  • “Pius XII, Rights Talk and the Dawn of the Religious Cold War,” in Religion and Human Rights, Devin Pendas, ed. (Oxford: Oxford University Press, forthcoming)
  • “The Vatican, Nazi-Fascism, and the Making of Transnational Anticommunism in the 1930s,” Journal of Contemporary History 51,2 (2016): 261-290.
  • “Introduction: Decolonization and Religion in the French Empire,” with Elizabeth Foster, French Politics, Culture, & Society 33, 2 (summer 2015): 1-12.
  • “The Catholic Origins of Economic Development after World War II,” French Politics, Culture, & Society 33, 2 (summer 2015): 55-75.
  • “Catholics, Antisemitism, and the Human Rights Swerve,” The Immanent Frame (June 2015)
  • “The Vatican and the Reshaping of the European International Order after World War I,” The Historical Journal, 56 (December 2013): 955-976.
  • “La Giac di Gedda di fronte alla crisi europea,'” in Luigi Gedda nella storia, Paolo Trionfini and Simon Ferrantin, eds. (Rome: Studium, 2013), pp. 325-336.
  • “Cardinal Pizzardo and the Internationalization of Catholic Action,” in Gouvernement pontifical sous Pie XI, Laura Pettinaroli, ed. (Rome: École française de Rome, 2012)

Selected Invited Lectures & Presentations

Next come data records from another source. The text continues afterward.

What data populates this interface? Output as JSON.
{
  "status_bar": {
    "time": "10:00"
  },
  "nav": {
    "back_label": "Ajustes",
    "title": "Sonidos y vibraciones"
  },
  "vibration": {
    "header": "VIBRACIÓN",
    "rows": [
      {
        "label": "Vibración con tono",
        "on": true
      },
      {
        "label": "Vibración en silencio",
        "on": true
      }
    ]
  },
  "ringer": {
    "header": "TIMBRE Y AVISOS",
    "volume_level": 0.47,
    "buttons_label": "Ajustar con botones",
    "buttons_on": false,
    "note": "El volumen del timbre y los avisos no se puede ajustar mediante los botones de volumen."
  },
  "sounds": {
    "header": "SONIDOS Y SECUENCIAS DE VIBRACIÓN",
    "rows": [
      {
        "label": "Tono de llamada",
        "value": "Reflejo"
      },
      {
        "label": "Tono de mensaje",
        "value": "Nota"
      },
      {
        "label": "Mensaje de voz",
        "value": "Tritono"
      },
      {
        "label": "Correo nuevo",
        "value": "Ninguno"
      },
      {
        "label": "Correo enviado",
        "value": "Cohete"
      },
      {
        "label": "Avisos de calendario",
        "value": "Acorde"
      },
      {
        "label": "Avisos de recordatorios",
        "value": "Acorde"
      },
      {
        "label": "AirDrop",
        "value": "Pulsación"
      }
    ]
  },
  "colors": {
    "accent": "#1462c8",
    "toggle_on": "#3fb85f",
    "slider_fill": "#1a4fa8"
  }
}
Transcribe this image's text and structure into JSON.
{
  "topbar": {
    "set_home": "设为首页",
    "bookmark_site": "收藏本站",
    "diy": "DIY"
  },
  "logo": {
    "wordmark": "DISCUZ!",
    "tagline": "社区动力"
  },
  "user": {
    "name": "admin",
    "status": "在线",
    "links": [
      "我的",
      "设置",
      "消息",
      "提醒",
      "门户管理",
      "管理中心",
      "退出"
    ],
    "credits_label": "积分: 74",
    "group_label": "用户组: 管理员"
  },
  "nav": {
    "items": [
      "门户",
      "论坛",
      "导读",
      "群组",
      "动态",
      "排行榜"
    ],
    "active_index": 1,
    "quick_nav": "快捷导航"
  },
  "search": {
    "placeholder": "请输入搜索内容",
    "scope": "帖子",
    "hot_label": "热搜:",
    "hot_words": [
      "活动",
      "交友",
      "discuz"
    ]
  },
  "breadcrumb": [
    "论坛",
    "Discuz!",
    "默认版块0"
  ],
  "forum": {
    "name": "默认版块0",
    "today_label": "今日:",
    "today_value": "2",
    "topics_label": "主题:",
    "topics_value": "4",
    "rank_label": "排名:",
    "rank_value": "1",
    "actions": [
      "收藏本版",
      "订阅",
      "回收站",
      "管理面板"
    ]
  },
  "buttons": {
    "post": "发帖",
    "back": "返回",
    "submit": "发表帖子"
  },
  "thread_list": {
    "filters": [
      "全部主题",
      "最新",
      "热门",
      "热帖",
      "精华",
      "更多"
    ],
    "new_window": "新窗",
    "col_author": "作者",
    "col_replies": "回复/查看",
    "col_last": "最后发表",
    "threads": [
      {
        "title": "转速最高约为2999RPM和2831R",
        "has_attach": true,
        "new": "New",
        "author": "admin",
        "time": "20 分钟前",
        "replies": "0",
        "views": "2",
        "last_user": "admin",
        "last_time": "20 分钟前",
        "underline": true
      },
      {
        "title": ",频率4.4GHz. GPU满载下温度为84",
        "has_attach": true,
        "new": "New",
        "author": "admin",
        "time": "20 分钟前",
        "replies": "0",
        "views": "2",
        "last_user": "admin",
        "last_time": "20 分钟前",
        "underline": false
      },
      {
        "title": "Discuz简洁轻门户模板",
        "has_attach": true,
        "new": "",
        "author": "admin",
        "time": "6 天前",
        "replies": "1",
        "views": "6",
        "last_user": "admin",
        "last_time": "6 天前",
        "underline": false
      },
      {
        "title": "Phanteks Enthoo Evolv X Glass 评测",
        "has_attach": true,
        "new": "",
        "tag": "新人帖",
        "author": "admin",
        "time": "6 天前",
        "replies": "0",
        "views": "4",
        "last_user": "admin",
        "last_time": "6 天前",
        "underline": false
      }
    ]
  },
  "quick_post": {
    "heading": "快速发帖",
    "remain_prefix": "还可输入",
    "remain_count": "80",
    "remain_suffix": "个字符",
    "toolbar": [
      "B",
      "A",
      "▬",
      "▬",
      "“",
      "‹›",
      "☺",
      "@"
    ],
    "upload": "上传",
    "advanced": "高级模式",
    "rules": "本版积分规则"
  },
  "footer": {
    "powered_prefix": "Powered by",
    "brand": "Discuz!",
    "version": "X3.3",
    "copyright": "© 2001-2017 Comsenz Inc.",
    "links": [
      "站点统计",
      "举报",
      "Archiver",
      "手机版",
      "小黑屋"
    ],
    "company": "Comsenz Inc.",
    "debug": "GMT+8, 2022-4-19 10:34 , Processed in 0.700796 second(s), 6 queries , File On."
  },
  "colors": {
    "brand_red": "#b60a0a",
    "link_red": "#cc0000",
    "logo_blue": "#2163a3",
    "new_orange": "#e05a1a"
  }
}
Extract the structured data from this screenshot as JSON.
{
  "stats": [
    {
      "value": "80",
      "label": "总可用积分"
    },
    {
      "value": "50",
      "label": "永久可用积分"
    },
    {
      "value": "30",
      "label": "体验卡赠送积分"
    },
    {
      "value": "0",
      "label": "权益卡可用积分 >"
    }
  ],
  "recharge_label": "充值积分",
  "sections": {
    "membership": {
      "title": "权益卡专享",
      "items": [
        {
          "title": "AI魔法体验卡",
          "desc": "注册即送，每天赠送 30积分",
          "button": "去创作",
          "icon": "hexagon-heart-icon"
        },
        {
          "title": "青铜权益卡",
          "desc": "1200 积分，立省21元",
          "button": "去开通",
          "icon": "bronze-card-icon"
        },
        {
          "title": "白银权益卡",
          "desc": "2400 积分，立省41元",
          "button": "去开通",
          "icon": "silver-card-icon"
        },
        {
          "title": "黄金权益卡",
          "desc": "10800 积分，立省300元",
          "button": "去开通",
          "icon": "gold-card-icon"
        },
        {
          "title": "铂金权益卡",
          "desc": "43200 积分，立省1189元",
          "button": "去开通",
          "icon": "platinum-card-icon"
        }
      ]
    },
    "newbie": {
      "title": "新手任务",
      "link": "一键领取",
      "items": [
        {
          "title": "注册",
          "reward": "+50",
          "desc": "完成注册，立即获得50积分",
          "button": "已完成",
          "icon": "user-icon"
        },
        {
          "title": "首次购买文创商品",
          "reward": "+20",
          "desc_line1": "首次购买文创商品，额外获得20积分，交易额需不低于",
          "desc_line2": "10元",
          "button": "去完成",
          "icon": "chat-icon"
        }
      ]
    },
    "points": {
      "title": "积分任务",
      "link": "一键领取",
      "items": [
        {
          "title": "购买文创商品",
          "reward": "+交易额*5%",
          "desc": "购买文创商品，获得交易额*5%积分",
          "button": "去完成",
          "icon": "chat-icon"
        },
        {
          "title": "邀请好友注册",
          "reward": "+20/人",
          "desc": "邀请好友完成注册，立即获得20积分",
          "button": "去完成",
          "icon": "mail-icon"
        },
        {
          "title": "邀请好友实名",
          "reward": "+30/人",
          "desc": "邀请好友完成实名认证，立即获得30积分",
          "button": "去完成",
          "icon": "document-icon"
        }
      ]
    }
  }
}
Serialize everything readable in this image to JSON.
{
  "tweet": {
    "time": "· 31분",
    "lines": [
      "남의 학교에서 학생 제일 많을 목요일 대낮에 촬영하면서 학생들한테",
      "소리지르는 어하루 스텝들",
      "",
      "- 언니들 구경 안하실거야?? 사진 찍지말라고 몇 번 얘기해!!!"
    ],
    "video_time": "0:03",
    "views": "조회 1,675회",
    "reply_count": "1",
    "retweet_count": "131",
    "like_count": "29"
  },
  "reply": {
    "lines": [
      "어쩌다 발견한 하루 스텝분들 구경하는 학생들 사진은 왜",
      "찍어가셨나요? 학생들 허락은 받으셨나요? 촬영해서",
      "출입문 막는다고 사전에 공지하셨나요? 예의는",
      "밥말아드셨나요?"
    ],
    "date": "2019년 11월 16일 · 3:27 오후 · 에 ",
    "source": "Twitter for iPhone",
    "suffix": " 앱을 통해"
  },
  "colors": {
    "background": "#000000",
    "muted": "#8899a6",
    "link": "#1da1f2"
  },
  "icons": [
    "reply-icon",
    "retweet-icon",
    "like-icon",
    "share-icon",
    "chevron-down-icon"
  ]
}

  • “The Catholic Embrace of Self-Determination after World War I,” the University of Bologna, November 2016
  • “The Pope vs. Wilson: How Catholic Internationalism Outlived the Wilsonian Moment,” United States Intellectual History Conference, Stanford University, October 2016
  • “Sacco and Vanzetti: What Can We Learn From Their Story?” UW-Madison, September 2016
    “The Vatican, Nation-Building, and International Law,” Political Catholicism Conference, NYU,December 2015
  • “The Vatican, Religious Nationalism, and the Catholic International after World War I,” The Evolution of the Papacy: Modernity, Media, and Mission,” Northwestern University, October 2015
  • “Soft Power and the Vatican,” La Follette School of Public Affairs, UW-Madison, September 2015
  • “Ethno-Nationalism, Antisemitism, and Catholic Internationalism,” the United States Holocaust Memorial Museum, August 2015
  • “Catholic Associational Life and State-Making,” Forms of Public Sociality conference, the University of Crete, May 2015
  • “Catholic Civil Society,” special lecture in Global Political Catholicism class, taught by Professor Charles Gallagher, Boston College, October 2014
  • “The Vatican and Catholic Internationalism,” University of British Columbia-Vancouver, February 2014
  • “The Catholic Church and ‘Christian States’ after 1919 and after 1945,” Theorizing Religion in Modern Europe conference, Harvard University, January 2014

Advisor To

  • Reid Palmer

History Courses